Pick every line with "this" from the material below.

__Exercise data__:
━━━━━━━━━━━━━━━━
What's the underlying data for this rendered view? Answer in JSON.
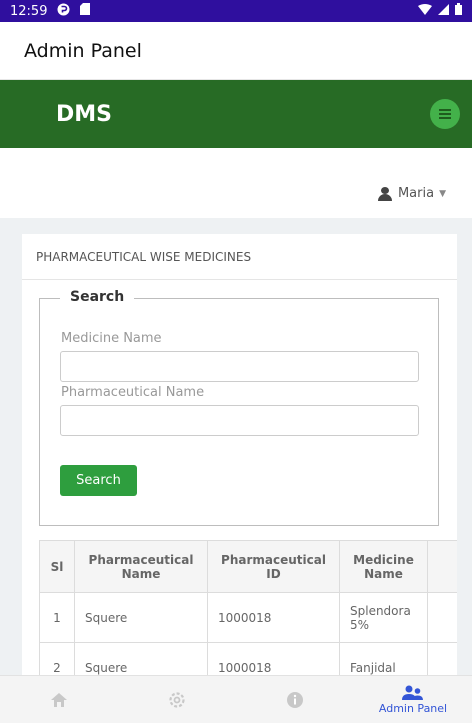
{
  "status_bar": {
    "time": "12:59"
  },
  "app_bar": {
    "title": "Admin Panel"
  },
  "brand": {
    "title": "DMS"
  },
  "user": {
    "name": "Maria"
  },
  "panel": {
    "heading": "PHARMACEUTICAL WISE MEDICINES",
    "search": {
      "legend": "Search",
      "medicine_label": "Medicine Name",
      "medicine_value": "",
      "pharma_label": "Pharmaceutical Name",
      "pharma_value": "",
      "button_label": "Search"
    }
  },
  "table": {
    "headers": [
      "Sl",
      "Pharmaceutical Name",
      "Pharmaceutical ID",
      "Medicine Name",
      ""
    ],
    "rows": [
      [
        "1",
        "Squere",
        "1000018",
        "Splendora 5%",
        ""
      ],
      [
        "2",
        "Squere",
        "1000018",
        "Fanjidal",
        ""
      ]
    ]
  },
  "bottom_nav": {
    "items": [
      {
        "icon": "home-icon",
        "label": ""
      },
      {
        "icon": "settings-icon",
        "label": ""
      },
      {
        "icon": "info-icon",
        "label": ""
      },
      {
        "icon": "users-icon",
        "label": "Admin Panel"
      }
    ]
  },
  "colors": {
    "status_bar": "#2f0f9e",
    "brand_bar": "#276b25",
    "accent_green": "#2e9e3e",
    "nav_active": "#3355d6"
  }
}
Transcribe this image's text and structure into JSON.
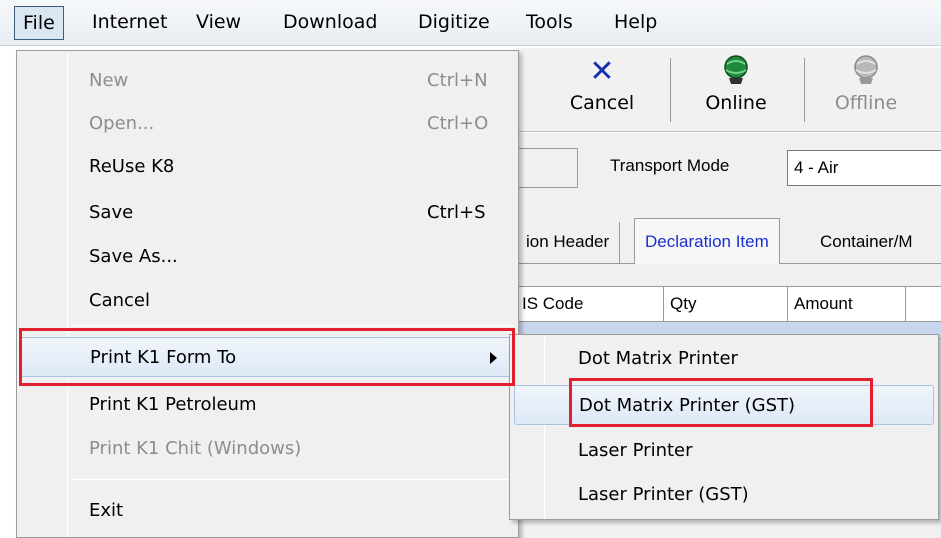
{
  "menubar": {
    "items": [
      "File",
      "Internet",
      "View",
      "Download",
      "Digitize",
      "Tools",
      "Help"
    ]
  },
  "toolbar": {
    "cancel_label": "Cancel",
    "online_label": "Online",
    "offline_label": "Offline"
  },
  "form": {
    "transport_mode_label": "Transport Mode",
    "transport_mode_value": "4 - Air"
  },
  "tabs": [
    "ion Header",
    "Declaration Item",
    "Container/M"
  ],
  "grid": {
    "columns": [
      "IS Code",
      "Qty",
      "Amount"
    ]
  },
  "file_menu": {
    "items": [
      {
        "label": "New",
        "shortcut": "Ctrl+N",
        "enabled": false
      },
      {
        "label": "Open...",
        "shortcut": "Ctrl+O",
        "enabled": false
      },
      {
        "label": "ReUse K8",
        "shortcut": "",
        "enabled": true
      },
      {
        "label": "Save",
        "shortcut": "Ctrl+S",
        "enabled": true
      },
      {
        "label": "Save As...",
        "shortcut": "",
        "enabled": true
      },
      {
        "label": "Cancel",
        "shortcut": "",
        "enabled": true
      },
      {
        "label": "Print K1 Form To",
        "shortcut": "",
        "enabled": true,
        "highlighted": true,
        "has_submenu": true
      },
      {
        "label": "Print K1 Petroleum",
        "shortcut": "",
        "enabled": true
      },
      {
        "label": "Print K1 Chit (Windows)",
        "shortcut": "",
        "enabled": false
      },
      {
        "label": "Exit",
        "shortcut": "",
        "enabled": true
      }
    ]
  },
  "print_submenu": {
    "items": [
      {
        "label": "Dot Matrix Printer"
      },
      {
        "label": "Dot Matrix Printer (GST)",
        "highlighted": true
      },
      {
        "label": "Laser Printer"
      },
      {
        "label": "Laser Printer (GST)"
      }
    ]
  },
  "colors": {
    "annotation": "#e0202e",
    "active_tab_text": "#1a2fd0",
    "highlight_border": "#a9c2e4"
  }
}
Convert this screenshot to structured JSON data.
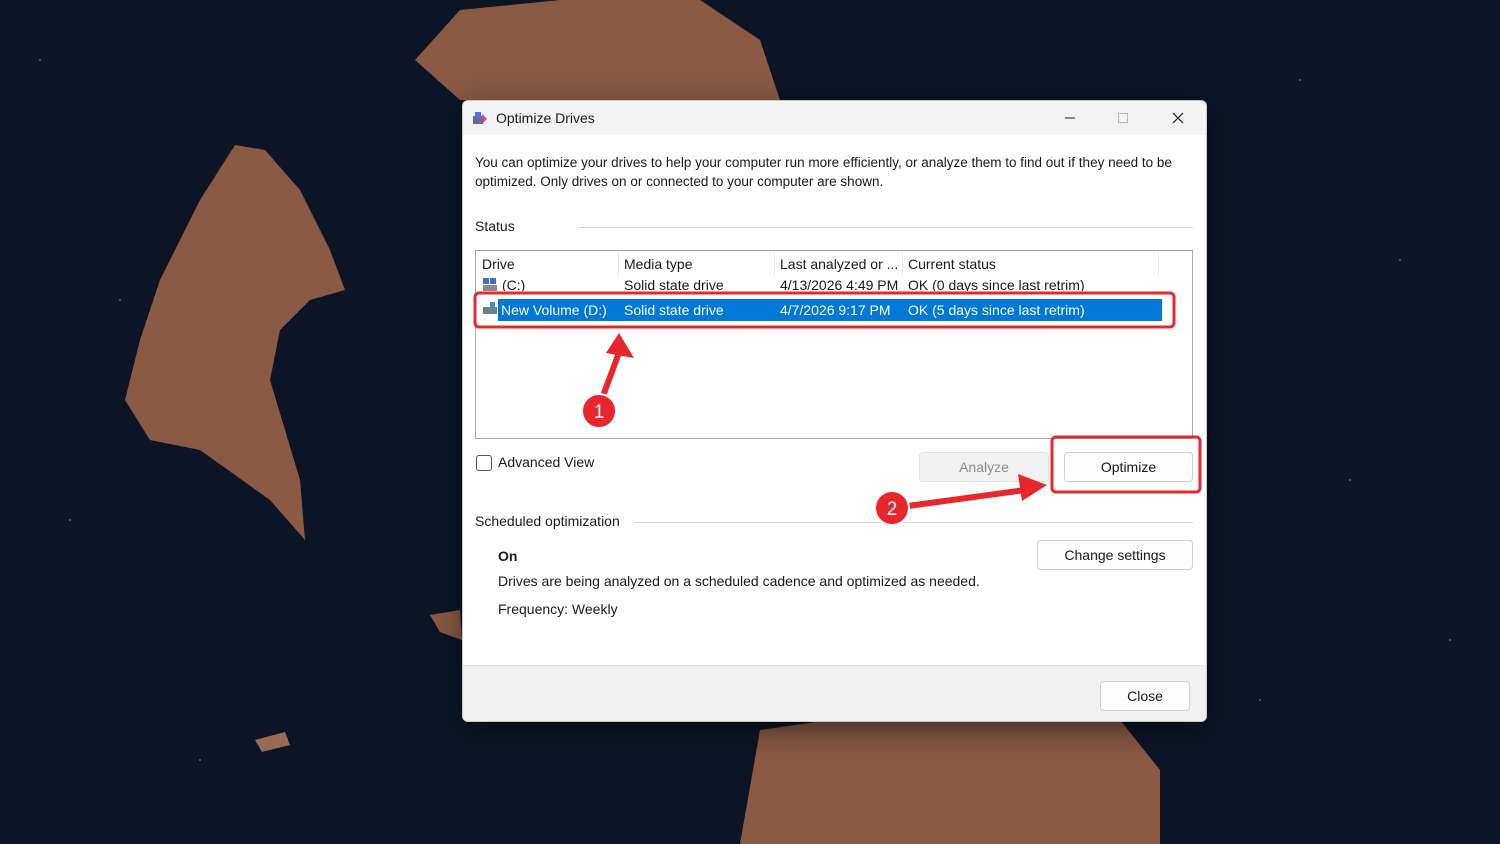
{
  "window": {
    "title": "Optimize Drives",
    "description": "You can optimize your drives to help your computer run more efficiently, or analyze them to find out if they need to be optimized. Only drives on or connected to your computer are shown."
  },
  "status": {
    "label": "Status",
    "columns": [
      "Drive",
      "Media type",
      "Last analyzed or ...",
      "Current status"
    ],
    "drives": [
      {
        "drive": "(C:)",
        "media": "Solid state drive",
        "last": "4/13/2026 4:49 PM",
        "status": "OK (0 days since last retrim)",
        "selected": false
      },
      {
        "drive": "New Volume (D:)",
        "media": "Solid state drive",
        "last": "4/7/2026 9:17 PM",
        "status": "OK (5 days since last retrim)",
        "selected": true
      }
    ]
  },
  "controls": {
    "advanced_view": "Advanced View",
    "analyze": "Analyze",
    "optimize": "Optimize"
  },
  "scheduled": {
    "label": "Scheduled optimization",
    "state": "On",
    "description": "Drives are being analyzed on a scheduled cadence and optimized as needed.",
    "frequency": "Frequency: Weekly",
    "change_settings": "Change settings"
  },
  "footer": {
    "close": "Close"
  },
  "annotations": {
    "step1": "1",
    "step2": "2",
    "accent_color": "#e8262c"
  }
}
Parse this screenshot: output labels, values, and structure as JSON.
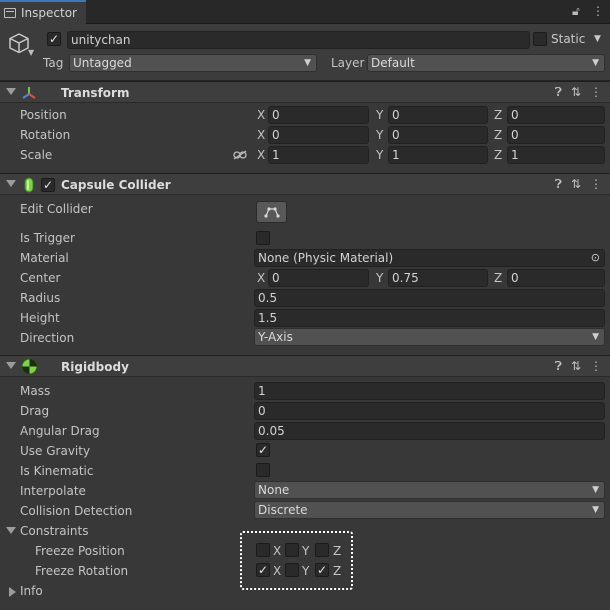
{
  "tab": {
    "title": "Inspector"
  },
  "gameobject": {
    "name": "unitychan",
    "active": true,
    "static_label": "Static",
    "static": false,
    "tag_label": "Tag",
    "tag_value": "Untagged",
    "layer_label": "Layer",
    "layer_value": "Default"
  },
  "transform": {
    "title": "Transform",
    "rows": [
      {
        "label": "Position",
        "x": "0",
        "y": "0",
        "z": "0"
      },
      {
        "label": "Rotation",
        "x": "0",
        "y": "0",
        "z": "0"
      },
      {
        "label": "Scale",
        "x": "1",
        "y": "1",
        "z": "1"
      }
    ]
  },
  "axes": {
    "x": "X",
    "y": "Y",
    "z": "Z"
  },
  "capsule": {
    "title": "Capsule Collider",
    "enabled": true,
    "edit_collider": "Edit Collider",
    "is_trigger": "Is Trigger",
    "material": "Material",
    "material_value": "None (Physic Material)",
    "center": "Center",
    "center_x": "0",
    "center_y": "0.75",
    "center_z": "0",
    "radius": "Radius",
    "radius_value": "0.5",
    "height": "Height",
    "height_value": "1.5",
    "direction": "Direction",
    "direction_value": "Y-Axis"
  },
  "rigidbody": {
    "title": "Rigidbody",
    "mass": "Mass",
    "mass_value": "1",
    "drag": "Drag",
    "drag_value": "0",
    "angular_drag": "Angular Drag",
    "angular_drag_value": "0.05",
    "use_gravity": "Use Gravity",
    "use_gravity_checked": true,
    "is_kinematic": "Is Kinematic",
    "is_kinematic_checked": false,
    "interpolate": "Interpolate",
    "interpolate_value": "None",
    "collision_detection": "Collision Detection",
    "collision_detection_value": "Discrete",
    "constraints": "Constraints",
    "freeze_position": "Freeze Position",
    "freeze_position_xyz": [
      false,
      false,
      false
    ],
    "freeze_rotation": "Freeze Rotation",
    "freeze_rotation_xyz": [
      true,
      false,
      true
    ],
    "info": "Info"
  }
}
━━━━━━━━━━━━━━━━
__Your solution__:
What's the underlying data for this rendered view? Answer in JSON.
Transcribe this image's text and structure into JSON.
Convert this screenshot to structured JSON data.
Parse this screenshot: output labels, values, and structure as JSON.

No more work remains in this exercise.